My claim goes back to October 2005.
Please contact me, that we can rectify the matter otherwise we have to take steps that you can not issue licences.
M T Keshe
Thursday, May 03, 2007
"These problems include describing the interactions among the quarks within everyday atomic nuclei," said Igor Klebanov, the Thomas D. Jones Professor of Mathematical Physics at Princeton and an author of a recent paper on the subject. "We have previously been able to study these interactions in detail only at the high-energy conditions within particle accelerators, but with these findings we may be able to describe what's happening inside the atoms that make up rocks and trees. We cannot do so yet, but it appears that the math of string theory could be what we need to bridge this gap."I must admit that both this paper, and the Beisert et al work (in the Journal of Statistical Mechanics) on which it was based, are a bit beyond me due to the hard-core field theory, but times change: can anyone boil this down and explain the consequences for someone in the trenches?
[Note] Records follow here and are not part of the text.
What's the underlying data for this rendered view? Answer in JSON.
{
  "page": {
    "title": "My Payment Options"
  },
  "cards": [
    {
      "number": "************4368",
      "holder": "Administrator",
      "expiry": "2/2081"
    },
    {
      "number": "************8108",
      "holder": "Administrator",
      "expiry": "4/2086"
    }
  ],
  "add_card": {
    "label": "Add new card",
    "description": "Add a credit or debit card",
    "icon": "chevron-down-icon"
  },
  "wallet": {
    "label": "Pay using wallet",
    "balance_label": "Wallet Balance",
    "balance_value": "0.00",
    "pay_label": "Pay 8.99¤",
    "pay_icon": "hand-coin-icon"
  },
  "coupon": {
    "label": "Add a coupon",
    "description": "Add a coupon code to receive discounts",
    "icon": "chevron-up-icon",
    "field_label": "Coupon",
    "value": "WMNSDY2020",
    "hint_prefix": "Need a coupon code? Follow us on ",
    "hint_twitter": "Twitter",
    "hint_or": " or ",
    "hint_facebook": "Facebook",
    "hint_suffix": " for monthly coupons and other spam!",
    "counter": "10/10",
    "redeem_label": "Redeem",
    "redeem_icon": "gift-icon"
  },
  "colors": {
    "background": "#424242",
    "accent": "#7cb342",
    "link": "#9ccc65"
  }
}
Here's one attempt, in the press release, explaining how these results bridge the weak coupling regime (the domain of perturbation theory) and strong coupling (the domain of string theory techniques):
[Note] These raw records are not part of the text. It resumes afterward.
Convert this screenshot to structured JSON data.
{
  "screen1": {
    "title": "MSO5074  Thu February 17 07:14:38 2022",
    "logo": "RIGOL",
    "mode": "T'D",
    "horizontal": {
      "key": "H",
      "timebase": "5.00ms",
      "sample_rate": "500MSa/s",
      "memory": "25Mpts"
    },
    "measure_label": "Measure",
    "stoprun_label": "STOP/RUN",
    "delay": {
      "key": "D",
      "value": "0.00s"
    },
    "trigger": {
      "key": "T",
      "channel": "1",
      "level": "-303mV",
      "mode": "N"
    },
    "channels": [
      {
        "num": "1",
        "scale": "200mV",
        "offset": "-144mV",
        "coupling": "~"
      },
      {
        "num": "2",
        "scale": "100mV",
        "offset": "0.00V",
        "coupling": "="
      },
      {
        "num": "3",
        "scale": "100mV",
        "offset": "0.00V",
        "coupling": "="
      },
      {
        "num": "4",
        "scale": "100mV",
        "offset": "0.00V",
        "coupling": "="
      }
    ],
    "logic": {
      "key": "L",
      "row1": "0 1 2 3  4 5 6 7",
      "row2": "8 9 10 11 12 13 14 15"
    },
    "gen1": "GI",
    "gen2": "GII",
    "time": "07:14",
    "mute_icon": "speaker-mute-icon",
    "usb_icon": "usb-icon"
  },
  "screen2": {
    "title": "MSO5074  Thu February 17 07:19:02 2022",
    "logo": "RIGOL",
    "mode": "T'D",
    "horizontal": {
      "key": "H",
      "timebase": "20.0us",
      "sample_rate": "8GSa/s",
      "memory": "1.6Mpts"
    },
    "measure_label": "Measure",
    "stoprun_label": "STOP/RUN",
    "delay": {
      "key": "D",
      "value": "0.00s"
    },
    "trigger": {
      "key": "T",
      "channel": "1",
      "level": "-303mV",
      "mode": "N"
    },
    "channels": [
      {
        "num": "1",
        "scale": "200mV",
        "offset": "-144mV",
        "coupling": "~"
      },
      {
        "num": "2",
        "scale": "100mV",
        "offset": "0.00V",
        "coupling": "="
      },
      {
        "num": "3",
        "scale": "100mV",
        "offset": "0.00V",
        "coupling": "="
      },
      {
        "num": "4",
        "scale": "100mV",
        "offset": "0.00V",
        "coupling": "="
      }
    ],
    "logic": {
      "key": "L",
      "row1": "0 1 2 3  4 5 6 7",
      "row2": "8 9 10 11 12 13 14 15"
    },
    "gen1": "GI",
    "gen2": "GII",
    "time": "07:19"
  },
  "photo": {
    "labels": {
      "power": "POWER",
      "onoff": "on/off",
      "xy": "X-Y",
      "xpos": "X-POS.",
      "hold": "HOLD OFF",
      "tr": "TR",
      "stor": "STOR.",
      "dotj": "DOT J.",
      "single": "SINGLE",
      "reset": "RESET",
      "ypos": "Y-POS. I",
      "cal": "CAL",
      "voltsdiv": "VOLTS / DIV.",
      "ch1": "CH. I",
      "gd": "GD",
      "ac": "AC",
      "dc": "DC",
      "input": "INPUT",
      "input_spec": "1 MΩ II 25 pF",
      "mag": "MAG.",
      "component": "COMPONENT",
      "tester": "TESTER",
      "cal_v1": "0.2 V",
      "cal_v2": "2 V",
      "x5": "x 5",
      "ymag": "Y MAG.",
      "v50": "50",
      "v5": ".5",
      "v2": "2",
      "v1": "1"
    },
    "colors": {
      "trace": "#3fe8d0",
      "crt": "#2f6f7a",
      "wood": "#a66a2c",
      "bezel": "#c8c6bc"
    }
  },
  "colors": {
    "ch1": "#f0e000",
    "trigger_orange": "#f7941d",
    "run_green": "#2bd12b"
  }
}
"Beisert and his collaborators made an inspired guess based on sophisticated notions of gauge theory behavior," said Curtis Callan, the James S. McDonnell Distinguished University Professor of Physics at Princeton. "Their equation allowed Igor and his colleagues to work out the 'transition' between the two regimes. They demonstrated that it exactly matched string theory's predictions at the strong interaction limit. That was the hard part."
An interdisciplinary group of scientists at the U.S. Department of Energy’s Brookhaven National Laboratory has devised methods to make a new class of electronic devices based on a property of electrons known as “spin,” rather than merely their electric charge. This approach, dubbed spintronics, could open the way to increasing dramatically the productivity of electronic devices operating at the nanoscale — on the order of billionths of a meter. The Brookhaven scientists have filed a U.S. provisional patent application for their invention, which is now available for licensing.The topic is doing spintronics (making logic gates, etc.) using "graphene-magnet multilayers" (GMMs), a 2 dimensional layer of graphite in a hexagonal pattern which can propagate spin excitations:
“Graphene is quite unique,” Zaliznyak says, “in that an ideally balanced sheet is neither a conductor nor an insulator. Related to this is the fact that electrons in graphene behave in such a way that their mass effectively vanishes!” In other words, he explains, they move without inertia, like rays of light or particles accelerated to relativistic speeds — that is, close to the speed of light.
Such relativistic particles are studied at Brookhaven at the Relativistic Heavy Ion Collider (RHIC), a nuclear physics facility where scientists are trying to understand the fundamental properties and forces of matter. RHIC theoretical physicist Dmitri Kharzeev and condensed matter physicist Alexei Tsvelik have collaborated with Zaliznyak to gain a better understanding of the physics of magnetized graphene.
Now if only they'd forget about this patent business, I could actually tell you what they were talking about. But who knew RHIC physics would apply to 2D spin systems?...
Wednesday, May 02, 2007
In any case, I hope the lab gets this posted on YouTube sometime soon, so I can post the video right here!
Tuesday, May 01, 2007
Anyway, I hope we get to see one of the top-down photos soon. In the meantime, here are some of my bottom-up shots - in a Flickr set.